Problem statement: Report the count of lines holding "come" in the records, with no other words.

Items from a dataset
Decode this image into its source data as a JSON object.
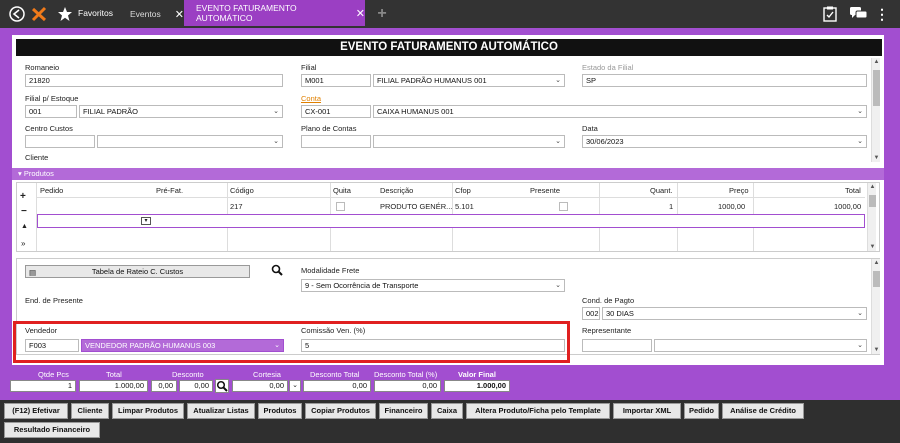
{
  "topbar": {
    "favorites_label": "Favoritos",
    "tab_eventos": "Eventos",
    "tab_active": "EVENTO FATURAMENTO AUTOMÁTICO"
  },
  "form": {
    "title": "EVENTO FATURAMENTO AUTOMÁTICO",
    "romaneio": {
      "label": "Romaneio",
      "value": "21820"
    },
    "filial": {
      "label": "Filial",
      "code": "M001",
      "name": "FILIAL PADRÃO HUMANUS 001"
    },
    "estado_filial": {
      "label": "Estado da Filial",
      "value": "SP"
    },
    "filial_estoque": {
      "label": "Filial p/ Estoque",
      "code": "001",
      "name": "FILIAL PADRÃO"
    },
    "conta": {
      "label": "Conta",
      "code": "CX-001",
      "name": "CAIXA HUMANUS 001"
    },
    "centro_custos": {
      "label": "Centro Custos"
    },
    "plano_contas": {
      "label": "Plano de Contas"
    },
    "data": {
      "label": "Data",
      "value": "30/06/2023"
    },
    "cliente": {
      "label": "Cliente"
    }
  },
  "produtos": {
    "header": "Produtos",
    "columns": [
      "Pedido",
      "Pré-Fat.",
      "Código",
      "Quita",
      "Descrição",
      "Cfop",
      "Presente",
      "Quant.",
      "Preço",
      "Total"
    ],
    "row": {
      "codigo": "217",
      "descricao": "PRODUTO GENÉR...",
      "cfop": "5.101",
      "quant": "1",
      "preco": "1000,00",
      "total": "1000,00"
    }
  },
  "lower": {
    "rateio_button": "Tabela de Rateio C. Custos",
    "modalidade_frete": {
      "label": "Modalidade Frete",
      "value": "9 - Sem Ocorrência de Transporte"
    },
    "end_presente": {
      "label": "End. de Presente"
    },
    "cond_pagto": {
      "label": "Cond. de Pagto",
      "code": "002",
      "name": "30 DIAS"
    },
    "vendedor": {
      "label": "Vendedor",
      "code": "F003",
      "name": "VENDEDOR PADRÃO HUMANUS 003"
    },
    "comissao": {
      "label": "Comissão Ven. (%)",
      "value": "5"
    },
    "representante": {
      "label": "Representante"
    }
  },
  "totals": {
    "qtde_pcs": {
      "label": "Qtde Pcs",
      "value": "1"
    },
    "total": {
      "label": "Total",
      "value": "1.000,00"
    },
    "desconto": {
      "label": "Desconto",
      "v1": "0,00",
      "v2": "0,00"
    },
    "cortesia": {
      "label": "Cortesia",
      "value": "0,00"
    },
    "desconto_total": {
      "label": "Desconto Total",
      "value": "0,00"
    },
    "desconto_total_pct": {
      "label": "Desconto Total (%)",
      "value": "0,00"
    },
    "valor_final": {
      "label": "Valor Final",
      "value": "1.000,00"
    }
  },
  "buttons": [
    "(F12) Efetivar",
    "Cliente",
    "Limpar Produtos",
    "Atualizar Listas",
    "Produtos",
    "Copiar Produtos",
    "Financeiro",
    "Caixa",
    "Altera Produto/Ficha pelo Template",
    "Importar XML",
    "Pedido",
    "Análise de Crédito",
    "Resultado Financeiro"
  ],
  "colors": {
    "accent": "#a24ed0",
    "highlight": "#e02020"
  }
}
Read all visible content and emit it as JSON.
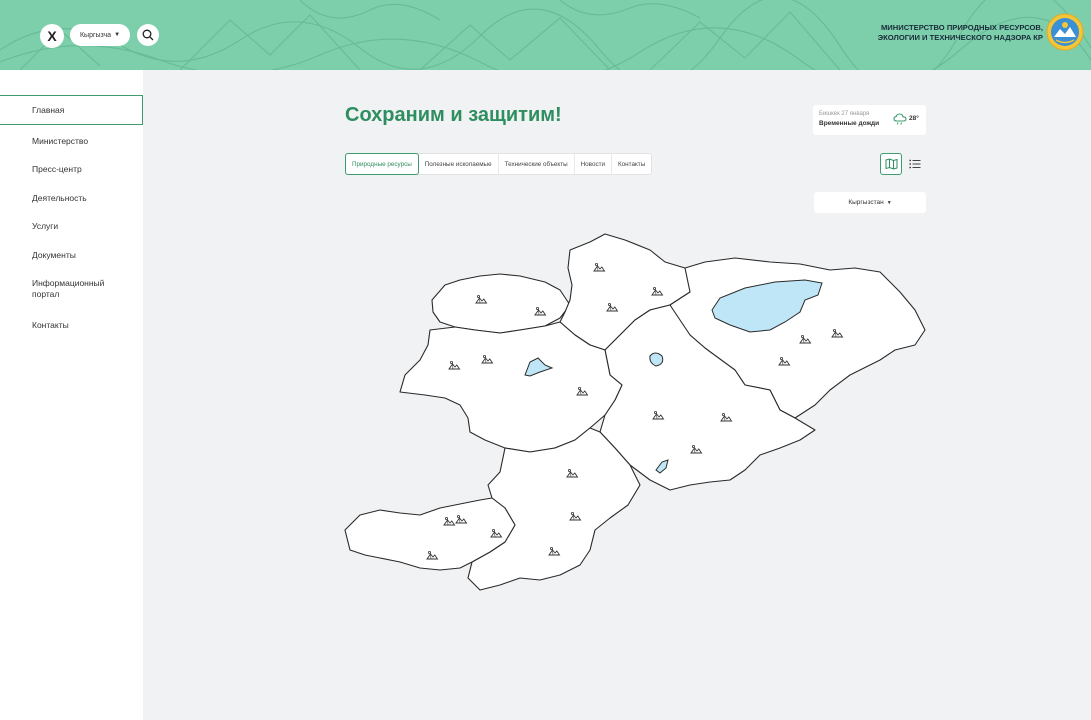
{
  "header": {
    "close_label": "X",
    "language": "Кыргызча",
    "ministry_line1": "МИНИСТЕРСТВО ПРИРОДНЫХ РЕСУРСОВ,",
    "ministry_line2": "ЭКОЛОГИИ И ТЕХНИЧЕСКОГО НАДЗОРА КР",
    "icons": {
      "search": "search-icon",
      "emblem": "state-emblem-icon",
      "caret": "caret-down-icon"
    }
  },
  "sidebar": {
    "items": [
      {
        "label": "Главная",
        "active": true
      },
      {
        "label": "Министерство",
        "active": false
      },
      {
        "label": "Пресс-центр",
        "active": false
      },
      {
        "label": "Деятельность",
        "active": false
      },
      {
        "label": "Услуги",
        "active": false
      },
      {
        "label": "Документы",
        "active": false
      },
      {
        "label": "Информационный портал",
        "active": false
      },
      {
        "label": "Контакты",
        "active": false
      }
    ]
  },
  "main": {
    "title": "Сохраним и защитим!",
    "weather": {
      "city_date": "Бишкек 27 января",
      "description": "Временные дожди",
      "temperature": "28°",
      "icon": "cloud-rain-icon"
    },
    "tabs": [
      {
        "label": "Природные ресурсы",
        "active": true
      },
      {
        "label": "Полезные ископаемые",
        "active": false
      },
      {
        "label": "Технические объекты",
        "active": false
      },
      {
        "label": "Новости",
        "active": false
      },
      {
        "label": "Контакты",
        "active": false
      }
    ],
    "view_toggle": {
      "map_icon": "map-icon",
      "list_icon": "list-icon",
      "active": "map"
    },
    "region_selector": {
      "value": "Кыргызстан"
    },
    "map": {
      "marker_icon": "mountain-marker-icon",
      "lake_color": "#bfe6f7",
      "region_fill": "#ffffff"
    }
  },
  "colors": {
    "header_bg": "#7ccfaa",
    "accent": "#2f8e5f",
    "page_bg": "#f1f2f4"
  }
}
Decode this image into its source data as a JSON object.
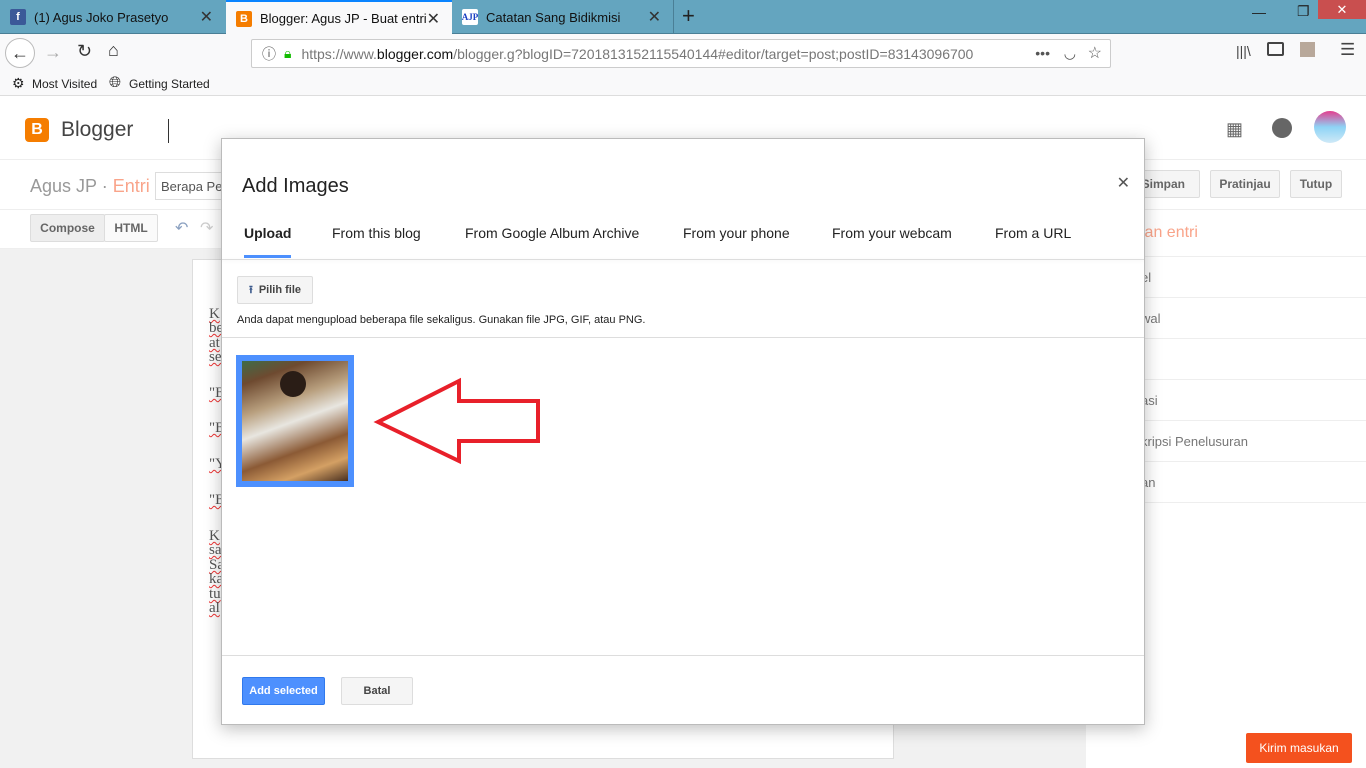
{
  "browser": {
    "tabs": [
      {
        "label": "(1) Agus Joko Prasetyo",
        "icon": "facebook-icon"
      },
      {
        "label": "Blogger: Agus JP - Buat entri",
        "icon": "blogger-icon",
        "active": true
      },
      {
        "label": "Catatan Sang Bidikmisi",
        "icon": "ajp-icon",
        "favicon_text": "AJP"
      }
    ],
    "url_prefix": "https://www.",
    "url_domain": "blogger.com",
    "url_rest": "/blogger.g?blogID=7201813152115540144#editor/target=post;postID=83143096700",
    "bookmarks": [
      "Most Visited",
      "Getting Started"
    ]
  },
  "blogger": {
    "logo_text": "Blogger",
    "accent": "#f57d00"
  },
  "editor": {
    "blog_name": "Agus JP",
    "separator": "·",
    "section": "Entri",
    "title_value": "Berapa Pe",
    "compose_label": "Compose",
    "html_label": "HTML",
    "buttons": {
      "save": "Simpan",
      "preview": "Pratinjau",
      "close": "Tutup"
    },
    "doc_fragments": [
      "K",
      "be",
      "at",
      "se",
      "\"B",
      "\"B",
      "\"Y",
      "\"B",
      "K",
      "sa",
      "Sa",
      "ka",
      "tu",
      "al"
    ]
  },
  "sidebar": {
    "heading": "lan entri",
    "items": [
      "el",
      "wal",
      "t",
      "asi",
      "kripsi Penelusuran",
      "an"
    ]
  },
  "modal": {
    "title": "Add Images",
    "tabs": [
      "Upload",
      "From this blog",
      "From Google Album Archive",
      "From your phone",
      "From your webcam",
      "From a URL"
    ],
    "choose_file": "Pilih file",
    "hint": "Anda dapat mengupload beberapa file sekaligus. Gunakan file JPG, GIF, atau PNG.",
    "add_selected": "Add selected",
    "cancel": "Batal",
    "selection_color": "#4d90fe"
  },
  "feedback": "Kirim masukan"
}
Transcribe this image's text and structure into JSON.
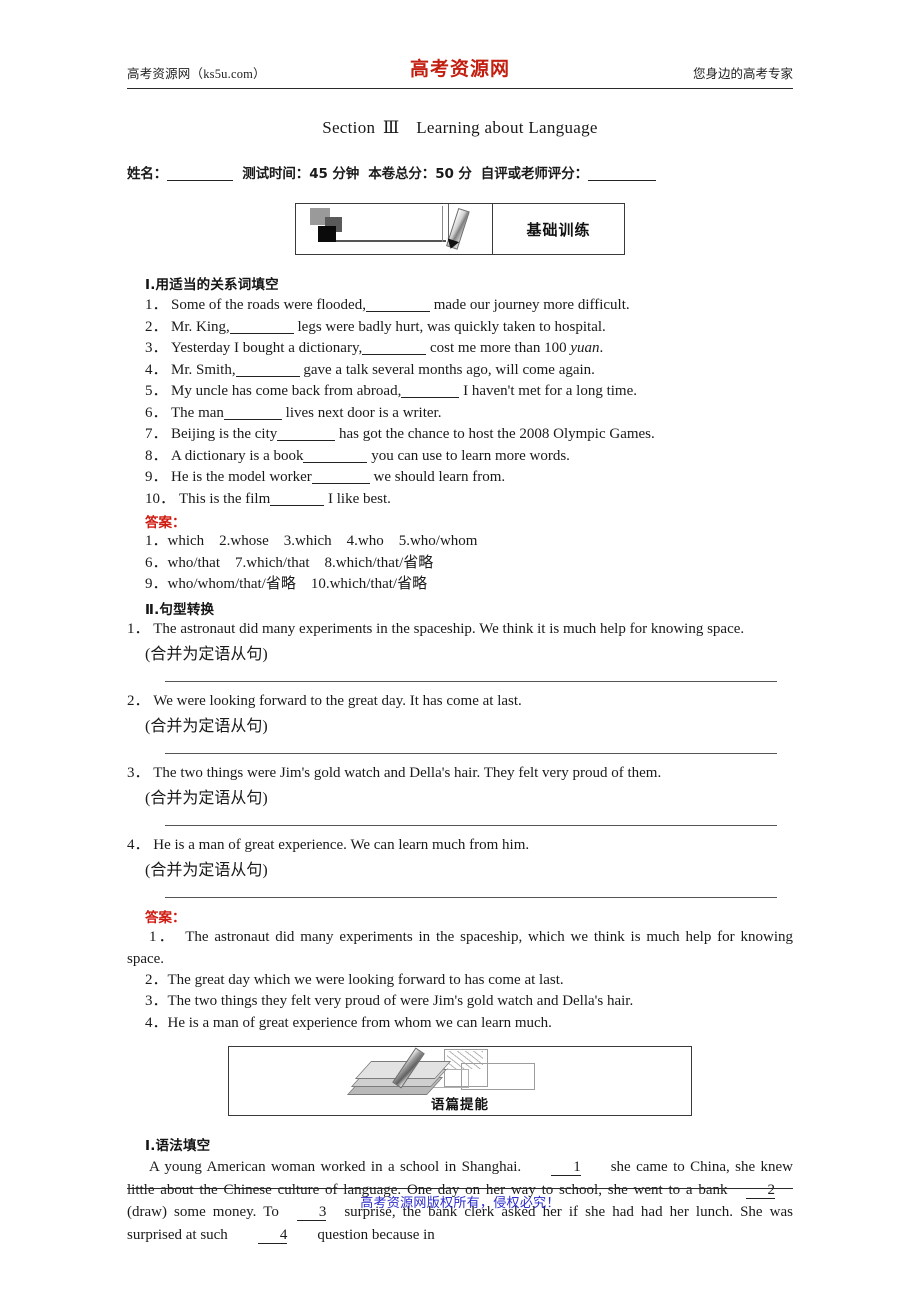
{
  "header": {
    "left": "高考资源网（ks5u.com）",
    "logo": "高考资源网",
    "right": "您身边的高考专家"
  },
  "title": {
    "prefix": "Section",
    "numeral": "Ⅲ",
    "name": "Learning about Language"
  },
  "meta": {
    "name_label": "姓名：",
    "time_label": "测试时间：45 分钟",
    "total_label": "本卷总分：50 分",
    "score_label": "自评或老师评分："
  },
  "banner1": {
    "label": "基础训练",
    "art": "pencil-writing-icon"
  },
  "banner2": {
    "label": "语篇提能",
    "art": "books-pencil-icon"
  },
  "section1": {
    "heading": "Ⅰ.用适当的关系词填空",
    "items": [
      {
        "n": "1．",
        "before": "Some of the roads were flooded,",
        "after": "made our journey more difficult."
      },
      {
        "n": "2．",
        "before": "Mr. King,",
        "after": "legs were badly hurt, was quickly taken to hospital."
      },
      {
        "n": "3．",
        "before": "Yesterday I bought a dictionary,",
        "after": "cost me more than 100 ",
        "italic": "yuan",
        "tail": "."
      },
      {
        "n": "4．",
        "before": "Mr. Smith,",
        "after": "gave a talk several months ago, will come again."
      },
      {
        "n": "5．",
        "before": "My uncle has come back from abroad,",
        "after": "I haven't met for a long time."
      },
      {
        "n": "6．",
        "before": "The man",
        "after": "lives next door is a writer."
      },
      {
        "n": "7．",
        "before": "Beijing is the city",
        "after": "has got the chance to host the 2008 Olympic Games."
      },
      {
        "n": "8．",
        "before": "A dictionary is a book",
        "after": "you can use to learn more words."
      },
      {
        "n": "9．",
        "before": "He is the model worker",
        "after": "we should learn from."
      },
      {
        "n": "10．",
        "before": "This is the film",
        "after": "I like best."
      }
    ],
    "answer_title": "答案：",
    "answer_rows": [
      "1．which　2.whose　3.which　4.who　5.who/whom",
      "6．who/that　7.which/that　8.which/that/省略",
      "9．who/whom/that/省略　10.which/that/省略"
    ]
  },
  "section2": {
    "heading": "Ⅱ.句型转换",
    "items": [
      {
        "n": "1．",
        "text": "The astronaut did many experiments in the spaceship. We think it is much help for knowing space.",
        "hint": "(合并为定语从句)"
      },
      {
        "n": "2．",
        "text": "We were looking forward to the great day. It has come at last.",
        "hint": "(合并为定语从句)"
      },
      {
        "n": "3．",
        "text": "The two things were Jim's gold watch and Della's hair. They felt very proud of them.",
        "hint": "(合并为定语从句)"
      },
      {
        "n": "4．",
        "text": "He is a man of great experience. We can learn much from him.",
        "hint": "(合并为定语从句)"
      }
    ],
    "answer_title": "答案：",
    "answers": [
      "1．　The astronaut did many experiments in the spaceship, which we think is much help for knowing space.",
      "2．The great day which we were looking forward to has come at last.",
      "3．The two things they felt very proud of were Jim's gold watch and Della's hair.",
      "4．He is a man of great experience from whom we can learn much."
    ]
  },
  "section3": {
    "heading": "Ⅰ.语法填空",
    "passage_parts": [
      "A young American woman worked in a school in Shanghai.",
      "she came to China, she knew little about the Chinese culture of language. One day on her way to school, she went to a bank",
      "(draw) some money. To",
      "surprise, the bank clerk asked her if she had had her lunch. She was surprised at such",
      "question because in"
    ],
    "blanks": [
      "1",
      "2",
      "3",
      "4"
    ]
  },
  "footer": {
    "text": "高考资源网版权所有，侵权必究！"
  },
  "colors": {
    "logo_red": "#c21f10",
    "answer_red": "#d01a10",
    "footer_blue": "#2b2bcc",
    "rule": "#2a2a2a"
  }
}
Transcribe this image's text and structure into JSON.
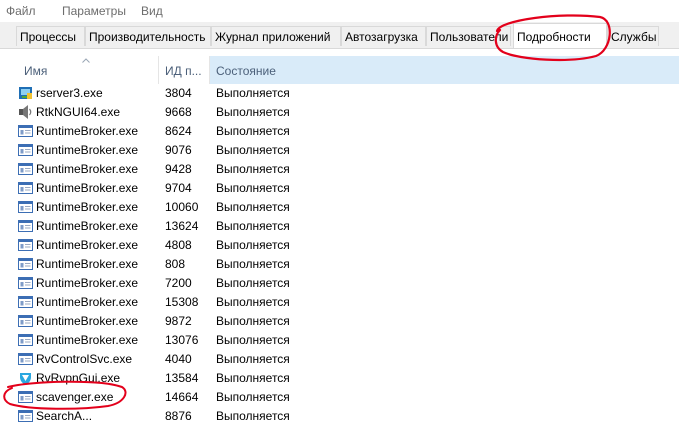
{
  "menu": {
    "file": "Файл",
    "options": "Параметры",
    "view": "Вид"
  },
  "tabs": [
    {
      "label": "Процессы"
    },
    {
      "label": "Производительность"
    },
    {
      "label": "Журнал приложений"
    },
    {
      "label": "Автозагрузка"
    },
    {
      "label": "Пользователи"
    },
    {
      "label": "Подробности",
      "active": true
    },
    {
      "label": "Службы"
    }
  ],
  "columns": {
    "name": "Имя",
    "pid": "ИД п...",
    "status": "Состояние"
  },
  "rows": [
    {
      "name": "rserver3.exe",
      "pid": "3804",
      "status": "Выполняется",
      "icon": "rserver-icon"
    },
    {
      "name": "RtkNGUI64.exe",
      "pid": "9668",
      "status": "Выполняется",
      "icon": "audio-speaker-icon"
    },
    {
      "name": "RuntimeBroker.exe",
      "pid": "8624",
      "status": "Выполняется",
      "icon": "window-app-icon"
    },
    {
      "name": "RuntimeBroker.exe",
      "pid": "9076",
      "status": "Выполняется",
      "icon": "window-app-icon"
    },
    {
      "name": "RuntimeBroker.exe",
      "pid": "9428",
      "status": "Выполняется",
      "icon": "window-app-icon"
    },
    {
      "name": "RuntimeBroker.exe",
      "pid": "9704",
      "status": "Выполняется",
      "icon": "window-app-icon"
    },
    {
      "name": "RuntimeBroker.exe",
      "pid": "10060",
      "status": "Выполняется",
      "icon": "window-app-icon"
    },
    {
      "name": "RuntimeBroker.exe",
      "pid": "13624",
      "status": "Выполняется",
      "icon": "window-app-icon"
    },
    {
      "name": "RuntimeBroker.exe",
      "pid": "4808",
      "status": "Выполняется",
      "icon": "window-app-icon"
    },
    {
      "name": "RuntimeBroker.exe",
      "pid": "808",
      "status": "Выполняется",
      "icon": "window-app-icon"
    },
    {
      "name": "RuntimeBroker.exe",
      "pid": "7200",
      "status": "Выполняется",
      "icon": "window-app-icon"
    },
    {
      "name": "RuntimeBroker.exe",
      "pid": "15308",
      "status": "Выполняется",
      "icon": "window-app-icon"
    },
    {
      "name": "RuntimeBroker.exe",
      "pid": "9872",
      "status": "Выполняется",
      "icon": "window-app-icon"
    },
    {
      "name": "RuntimeBroker.exe",
      "pid": "13076",
      "status": "Выполняется",
      "icon": "window-app-icon"
    },
    {
      "name": "RvControlSvc.exe",
      "pid": "4040",
      "status": "Выполняется",
      "icon": "window-app-icon"
    },
    {
      "name": "RvRvpnGui.exe",
      "pid": "13584",
      "status": "Выполняется",
      "icon": "shield-icon"
    },
    {
      "name": "scavenger.exe",
      "pid": "14664",
      "status": "Выполняется",
      "icon": "window-app-icon"
    },
    {
      "name": "SearchA...",
      "pid": "8876",
      "status": "Выполняется",
      "icon": "window-app-icon"
    }
  ],
  "colors": {
    "header_text": "#4c607a",
    "status_header_bg": "#d9ebf9",
    "annotation": "#e3001b"
  }
}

Task result: 4